wechat_bg

2020-04-03 10:07:41

Commercial livestreaming has taken China by storm, with channel hosts attracting hordes of mostly-female viewers tuning in to buy fashion items or beauty products. Now the country’s Twitch-like streaming platform Douyu is getting in on the game, again, but with a different target audience in mind.

Over the weekend, two of Douyu’s best-known livestreamers — including a gamer who is fond of using a voice-altering device to sound like a girl before slaughtering his opponents — collaborated to sell home projectors, power banks, gaming mice, Apple AirPods, Adidas Yeezys, and assorted menswear for a grand total of nearly 5 million yuan ($705,000).

A week earlier, a livestreamer who specializes in outdoor activities hosted broadcasts for Nike and Adidas that generated around 6 million yuan in combined sales for the two brands, whose offlines stores have been hard-hit by the COVID-19 pandemic.

“Their success has absolutely illustrated that there is great consumption potential among Douyu users, and that it’s feasible to adapt the e-commerce business model for our platform,” Li Kun, the head of Douyu’s commercial livestreaming initiative, told Sixth Tone.

“Given that our main audience is gamers aged 18 to 35, we’d like to choose products such as sportswear, streetwear, and the latest gadgets,” Li said. “Compared with other commercial livestreaming platforms that focus on lipstick and cosmetics for female consumers, we will make full use of our advantage.”

Posters of the two well-known Douyu livestreamers’ promotional broadcast. From Weibo

Posters of the two well-known Douyu livestreamers’ promotional broadcast. From Weibo

According to a December livestreaming industry report from business intelligence provider QuestMobile, nine out of 10 people who watch livestreamed gaming in China are male. By the end of 2019, Douyu had 166 million monthly active users, 7.3 million of whom were paying members.

With an annual growth rate of over 200%, China’s commercial livestreaming sector emerged as a 440 billion yuan industry in 2019, according to one estimate. As one of China’s earliest and largest livestreaming platforms, Douyu has been attempting to break into commercial livestreaming since 2016.

For that year’s Nov. 11 online shopping bonanza — also called Double Eleven or Singles Day — Douyu collaborated with Taobao, Alibaba’s Amazon-like online marketplace, to have one of its top livestreamers, Feng Timo, sell the platform’s products from her Douyu streaming channel.
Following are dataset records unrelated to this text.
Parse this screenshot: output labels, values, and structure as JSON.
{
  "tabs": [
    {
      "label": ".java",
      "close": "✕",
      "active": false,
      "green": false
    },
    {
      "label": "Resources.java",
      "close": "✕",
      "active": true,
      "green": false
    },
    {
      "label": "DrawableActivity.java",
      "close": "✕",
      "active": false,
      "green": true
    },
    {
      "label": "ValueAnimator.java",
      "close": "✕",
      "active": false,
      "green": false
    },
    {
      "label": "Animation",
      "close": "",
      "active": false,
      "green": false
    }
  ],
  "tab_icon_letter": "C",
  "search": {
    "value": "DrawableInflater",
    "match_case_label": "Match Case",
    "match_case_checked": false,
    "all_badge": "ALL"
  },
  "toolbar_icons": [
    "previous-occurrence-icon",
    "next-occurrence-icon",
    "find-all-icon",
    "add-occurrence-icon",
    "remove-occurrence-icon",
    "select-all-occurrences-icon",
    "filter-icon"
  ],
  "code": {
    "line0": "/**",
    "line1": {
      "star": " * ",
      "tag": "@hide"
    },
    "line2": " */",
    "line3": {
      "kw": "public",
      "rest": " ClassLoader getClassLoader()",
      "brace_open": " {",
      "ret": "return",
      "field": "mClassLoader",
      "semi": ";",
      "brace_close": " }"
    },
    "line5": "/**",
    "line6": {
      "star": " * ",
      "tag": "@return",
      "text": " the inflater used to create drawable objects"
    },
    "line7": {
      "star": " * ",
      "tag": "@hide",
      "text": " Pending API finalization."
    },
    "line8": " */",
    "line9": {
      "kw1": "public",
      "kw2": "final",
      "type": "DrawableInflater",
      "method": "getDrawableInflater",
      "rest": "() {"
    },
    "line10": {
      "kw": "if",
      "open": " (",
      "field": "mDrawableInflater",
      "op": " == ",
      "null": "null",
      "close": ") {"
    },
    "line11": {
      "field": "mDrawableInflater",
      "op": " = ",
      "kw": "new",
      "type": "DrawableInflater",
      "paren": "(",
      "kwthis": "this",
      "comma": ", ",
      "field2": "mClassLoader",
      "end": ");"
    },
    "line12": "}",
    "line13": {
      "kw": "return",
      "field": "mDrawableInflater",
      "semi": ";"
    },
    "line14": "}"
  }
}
While Douyu has had mixed success with its forays into commercial livestreaming over the years, the platform has high hopes for a new online sales initiative slated for May.

According to Li, Douyu will consider providing assistance to livestreamers looking to expand their e-commerce operations — even those who might have only a few hundred followers.

“For example, we will consider the amount of effort they put into commercial livestreaming,” Li said. “Even the small and medium livestreamers could be the driving force behind commercial livestreaming, as long as they excel at salesmanship and selecting suitable products.”

Luo Yonghao, the founder of cellphone maker Smartisan, tests out a razor during his first-ever commercial livestream. From Douyin

Luo Yonghao, the founder of cellphone maker Smartisan, tests out a razor during his first-ever commercial livestream. From Douyin

Commercial livestreaming has repeatedly exceeded expectations in China, especially during the COVID-19 crisis, when many millions of people were confined to their homes for weeks or months. On Wednesday, a commercial space rocket sold for 40 million yuan during a promotional livestream event on Taobao Live. The same day, Douyin — as TikTok is called in China — announced that tens of millions of people had tuned in to the first livestream hosted by Luo Yonghao, the founder of debt-ridden Chinese smartphone brand Smartisan, and purchased 110 million yuan worth of products in just three hours.

“If my favorite livestreamer started selling products, I would support him. It’s a trending way to make money,” Jin Min, an esports fan who watches several hours of livestreamed gaming each day, told Sixth Tone. “Gaming livestreamers are always funny, and I think it might be interesting to see how they present the products. But if they shifted their focus to e-commerce and ignored the quality of their livestreamed gaming, I don’t think that would be a good idea.”

Editor: David Paulk.

(Header image: A screenshot of two commercial livestreamers promoting shoes. Courtesy of Douyu)